* [Your assignment]:
Among the entries below, which lines include the string "true"? Show each one.

Data about app and page elements
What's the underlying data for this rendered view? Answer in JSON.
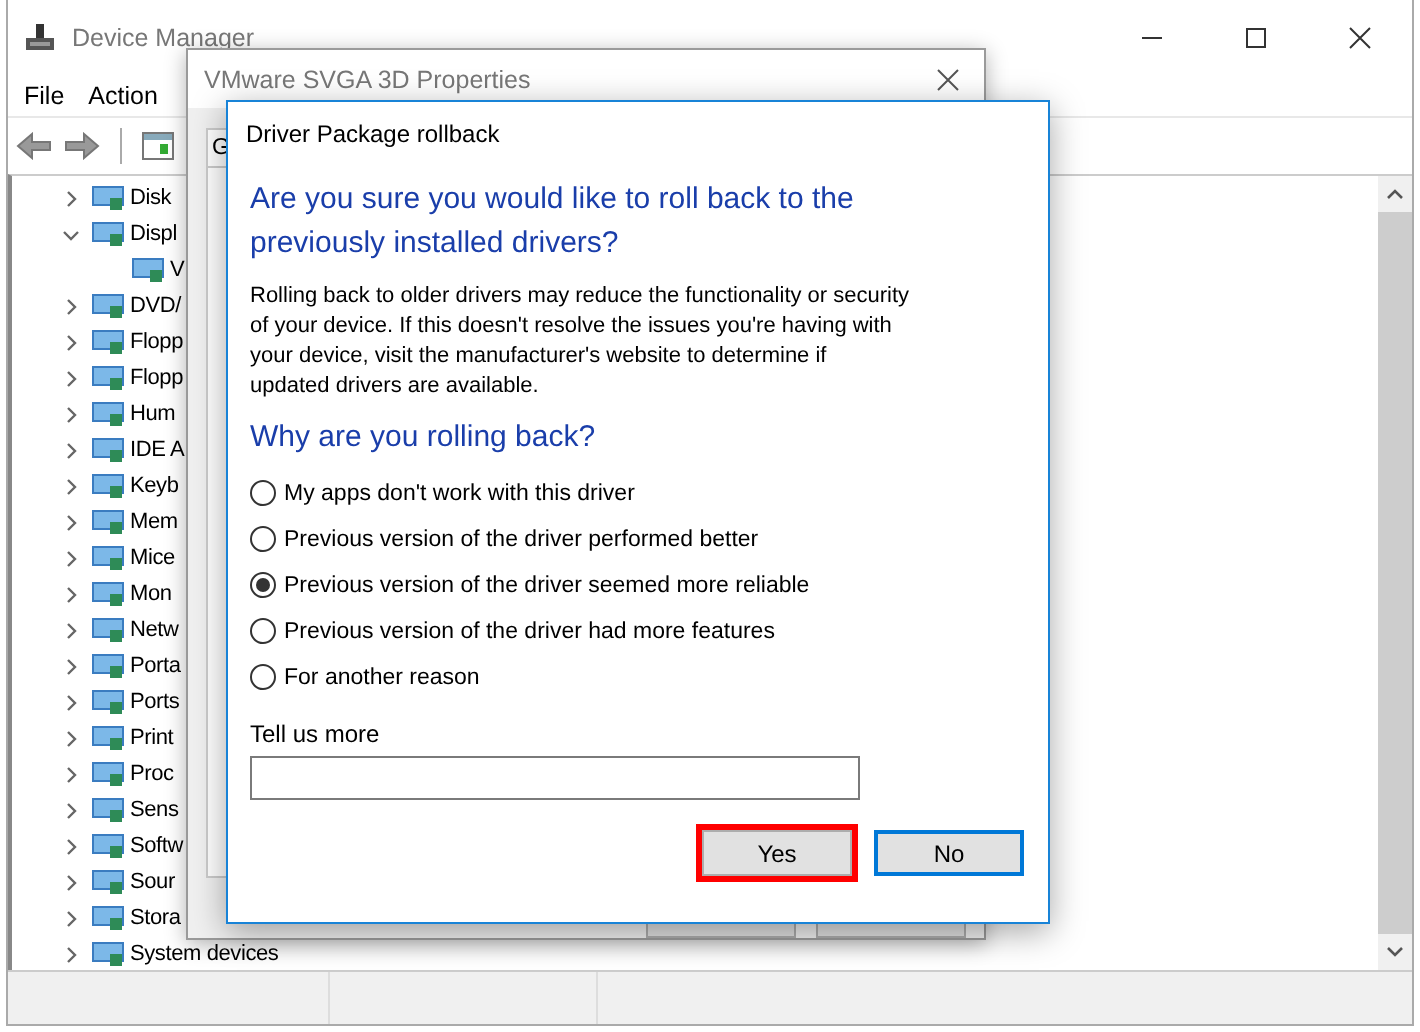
{
  "device_manager": {
    "title": "Device Manager",
    "menu": [
      "File",
      "Action"
    ],
    "tree": [
      {
        "label": "Disk",
        "expanded": false
      },
      {
        "label": "Displ",
        "expanded": true,
        "children": [
          {
            "label": "V"
          }
        ]
      },
      {
        "label": "DVD/",
        "expanded": false
      },
      {
        "label": "Flopp",
        "expanded": false
      },
      {
        "label": "Flopp",
        "expanded": false
      },
      {
        "label": "Hum",
        "expanded": false
      },
      {
        "label": "IDE A",
        "expanded": false
      },
      {
        "label": "Keyb",
        "expanded": false
      },
      {
        "label": "Mem",
        "expanded": false
      },
      {
        "label": "Mice",
        "expanded": false
      },
      {
        "label": "Mon",
        "expanded": false
      },
      {
        "label": "Netw",
        "expanded": false
      },
      {
        "label": "Porta",
        "expanded": false
      },
      {
        "label": "Ports",
        "expanded": false
      },
      {
        "label": "Print",
        "expanded": false
      },
      {
        "label": "Proc",
        "expanded": false
      },
      {
        "label": "Sens",
        "expanded": false
      },
      {
        "label": "Softw",
        "expanded": false
      },
      {
        "label": "Sour",
        "expanded": false
      },
      {
        "label": "Stora",
        "expanded": false
      },
      {
        "label": "System devices",
        "expanded": false
      }
    ]
  },
  "properties_window": {
    "title": "VMware SVGA 3D Properties",
    "tabs": [
      "G"
    ]
  },
  "dialog": {
    "title": "Driver Package rollback",
    "heading": "Are you sure you would like to roll back to the previously installed drivers?",
    "body": "Rolling back to older drivers may reduce the functionality or security of your device.  If this doesn't resolve the issues you're having with your device, visit the manufacturer's website to determine if updated drivers are available.",
    "question": "Why are you rolling back?",
    "reasons": [
      {
        "label": "My apps don't work with this driver",
        "selected": false
      },
      {
        "label": "Previous version of the driver performed better",
        "selected": false
      },
      {
        "label": "Previous version of the driver seemed more reliable",
        "selected": true
      },
      {
        "label": "Previous version of the driver had more features",
        "selected": false
      },
      {
        "label": "For another reason",
        "selected": false
      }
    ],
    "details_label": "Tell us more",
    "buttons": [
      {
        "label": "Yes",
        "highlighted": true,
        "focused": false
      },
      {
        "label": "No",
        "highlighted": false,
        "focused": true
      }
    ]
  }
}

* [Output for this task]:
        "expanded": true,
        "selected": true
        "highlighted": true,
        "focused": true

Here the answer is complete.